We Set the Dark on Fire is set in a world that feels uncomfortably close to our own. Medio is a world in which women are expected to conform to prescribed subservient roles, one where a whole nation of people is viewed as “illegal” and is constantly demonized by the oppressive government. I hesitate to use “dystopian” as a descriptor nowadays, because it holds so many seemingly negative connotations to a lot of readers. However, We Set the Dark on Fire is a dystopian novel in the vein of The Handmaid’s Tale and Red Clocks, as opposed to Divergent or The Hunger Games. The entire book feels like very pointed political commentary, and the subject matter was incredibly timely. Like, there’s literally a wall built by the Median government to keep out the “border-crossing illegals” who they blame for all of the country’s problems. Sound familiar?
Anyway, we follow Dani, who has just graduated from the esteemed Medio School for Girls, which prepares young women for one of two roles: Primera or Segunda. Basically, every rich, influential dude in Medio has two wives, a Primera and a Segunda, who are trained in different arenas of womanly duties *vomit noises*. At the beginning of We Set the Dark on Fire, Dani graduates at the top of her Primera class and is sold to the wealthiest, most influential family in the country… alongside her nemesis, Carmen, who is to be Mateo’s Segunda.
I was enthralled by the world of Medio from the first page. Mejia describes it so vividly, from the food, to the clothing, to the social customs. It’s heavily influenced by Mexican culture, which I loved. As such, almost every character in this book is Latinx, which I also loved. I mean, obviously, it has some flaws (see all of the misogynistic, heteronormative, classist, and xenophobic rhetoric spouted by the country’s elite), but it was fascinating to read about. The chapter headings are excerpts from the Medio School for Girls’ handbook, which I thought was a really clever way to acclimate readers to some of the more nuanced social expectations in Medio. The whole concept of Primeras and Segundas was both fascinating and horrifying. It was such a structured system of oppression, but one that hid behind the facade of valuing women’s vast talents and skills– AKA, the most insidious kind of oppression.

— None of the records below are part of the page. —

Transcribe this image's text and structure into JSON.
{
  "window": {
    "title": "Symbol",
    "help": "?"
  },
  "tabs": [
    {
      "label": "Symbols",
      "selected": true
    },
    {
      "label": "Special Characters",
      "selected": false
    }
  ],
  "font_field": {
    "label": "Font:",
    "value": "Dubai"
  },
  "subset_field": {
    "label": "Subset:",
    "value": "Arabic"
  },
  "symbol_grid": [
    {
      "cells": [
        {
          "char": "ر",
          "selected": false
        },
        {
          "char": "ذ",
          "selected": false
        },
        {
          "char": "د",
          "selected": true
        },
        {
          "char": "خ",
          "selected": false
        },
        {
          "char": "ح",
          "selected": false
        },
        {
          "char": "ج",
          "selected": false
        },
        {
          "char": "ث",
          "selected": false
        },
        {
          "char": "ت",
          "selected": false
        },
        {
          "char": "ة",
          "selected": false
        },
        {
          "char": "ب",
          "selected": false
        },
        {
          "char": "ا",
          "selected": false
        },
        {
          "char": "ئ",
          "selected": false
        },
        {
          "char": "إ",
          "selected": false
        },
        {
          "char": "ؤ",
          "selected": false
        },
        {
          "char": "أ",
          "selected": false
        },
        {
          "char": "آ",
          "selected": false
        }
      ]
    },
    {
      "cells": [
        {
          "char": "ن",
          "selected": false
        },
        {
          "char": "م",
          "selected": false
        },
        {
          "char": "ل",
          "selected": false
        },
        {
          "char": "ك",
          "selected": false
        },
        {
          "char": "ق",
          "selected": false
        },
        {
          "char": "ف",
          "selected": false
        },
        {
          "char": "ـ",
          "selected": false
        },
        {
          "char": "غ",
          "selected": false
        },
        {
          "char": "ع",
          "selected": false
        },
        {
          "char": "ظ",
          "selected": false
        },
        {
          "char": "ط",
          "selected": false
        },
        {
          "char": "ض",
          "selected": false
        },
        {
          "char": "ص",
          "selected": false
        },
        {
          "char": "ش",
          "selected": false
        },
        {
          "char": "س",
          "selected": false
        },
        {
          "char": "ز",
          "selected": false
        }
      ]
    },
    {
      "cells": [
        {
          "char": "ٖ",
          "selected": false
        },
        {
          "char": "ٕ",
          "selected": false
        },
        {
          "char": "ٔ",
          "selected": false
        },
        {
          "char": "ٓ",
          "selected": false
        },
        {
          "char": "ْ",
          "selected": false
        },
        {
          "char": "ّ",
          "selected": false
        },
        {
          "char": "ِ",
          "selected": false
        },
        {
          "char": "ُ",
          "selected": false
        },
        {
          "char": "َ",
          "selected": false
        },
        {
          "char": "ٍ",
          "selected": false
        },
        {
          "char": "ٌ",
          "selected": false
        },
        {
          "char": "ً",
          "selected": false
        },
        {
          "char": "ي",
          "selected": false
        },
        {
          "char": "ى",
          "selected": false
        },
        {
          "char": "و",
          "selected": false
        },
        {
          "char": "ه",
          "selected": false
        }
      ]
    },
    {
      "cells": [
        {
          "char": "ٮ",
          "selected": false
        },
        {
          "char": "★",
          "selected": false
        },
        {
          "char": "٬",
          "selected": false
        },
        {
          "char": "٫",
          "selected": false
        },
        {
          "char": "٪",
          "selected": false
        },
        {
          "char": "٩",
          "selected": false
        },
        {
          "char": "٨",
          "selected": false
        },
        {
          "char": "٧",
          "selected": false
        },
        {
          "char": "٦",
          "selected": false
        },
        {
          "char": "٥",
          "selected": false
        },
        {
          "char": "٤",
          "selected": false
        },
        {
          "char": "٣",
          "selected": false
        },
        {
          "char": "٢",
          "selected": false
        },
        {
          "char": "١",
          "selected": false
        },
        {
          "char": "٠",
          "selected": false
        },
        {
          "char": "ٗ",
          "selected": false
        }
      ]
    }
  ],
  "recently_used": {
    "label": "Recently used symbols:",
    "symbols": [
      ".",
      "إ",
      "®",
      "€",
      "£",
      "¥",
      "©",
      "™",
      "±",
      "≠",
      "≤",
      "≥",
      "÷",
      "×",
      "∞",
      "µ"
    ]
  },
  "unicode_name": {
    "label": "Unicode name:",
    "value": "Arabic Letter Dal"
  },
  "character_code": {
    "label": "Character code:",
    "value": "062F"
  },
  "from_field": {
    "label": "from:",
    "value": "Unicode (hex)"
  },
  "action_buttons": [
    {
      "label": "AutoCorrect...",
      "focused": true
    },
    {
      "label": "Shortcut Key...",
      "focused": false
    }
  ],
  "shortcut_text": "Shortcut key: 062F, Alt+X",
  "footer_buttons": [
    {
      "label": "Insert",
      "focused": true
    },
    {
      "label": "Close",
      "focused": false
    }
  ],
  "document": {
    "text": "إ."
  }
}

Dani herself was a really fun character to follow. She has a huge secret that I constantly feared was going to be discovered and, consequently, ruin her life. Throughout the book, she gets more and more involved with La Voz, the resistance movement in Medio, and I loved seeing her desire to stand up for what’s right eventually eclipse her fear. I love that the resistance was painted as imperfect, but trying. Like I’ve mentioned, everything about Medio and its politics felt uncomfortably close to home.
Okay, let’s get to my absolute favorite part of We Set the Dark on Fire: THE. ROMANCE. In such a bleak story, the romance was what gave me hope and made me want to keep reading. It’s one of my favorite f/f romances I’ve read recently. It felt a little instalove-y at first, but I grew to really love and understand the quick bond between Carmen and Dani. There’s something so vindicating about seeing two queer, Latinx ladies basically burn the entire system down. Also, I need their husband to die a painful death in the next book. What a jerk.
Overall, We Set the Dark on Fire kept me on the edge of my seat the entire time I read it. It was missing that special *something* to bump my rating up to a full five stars, but rest assured that it did not disappoint in the slightest. This was a very strong series opener, and I am anxiously awaiting book two in this duology! If you need more queer Latinx rep, as well as some excellent social commentary, in your life, you have to pick this one up.
Have you read We Set the Dark on Fire, or do you plan to read it?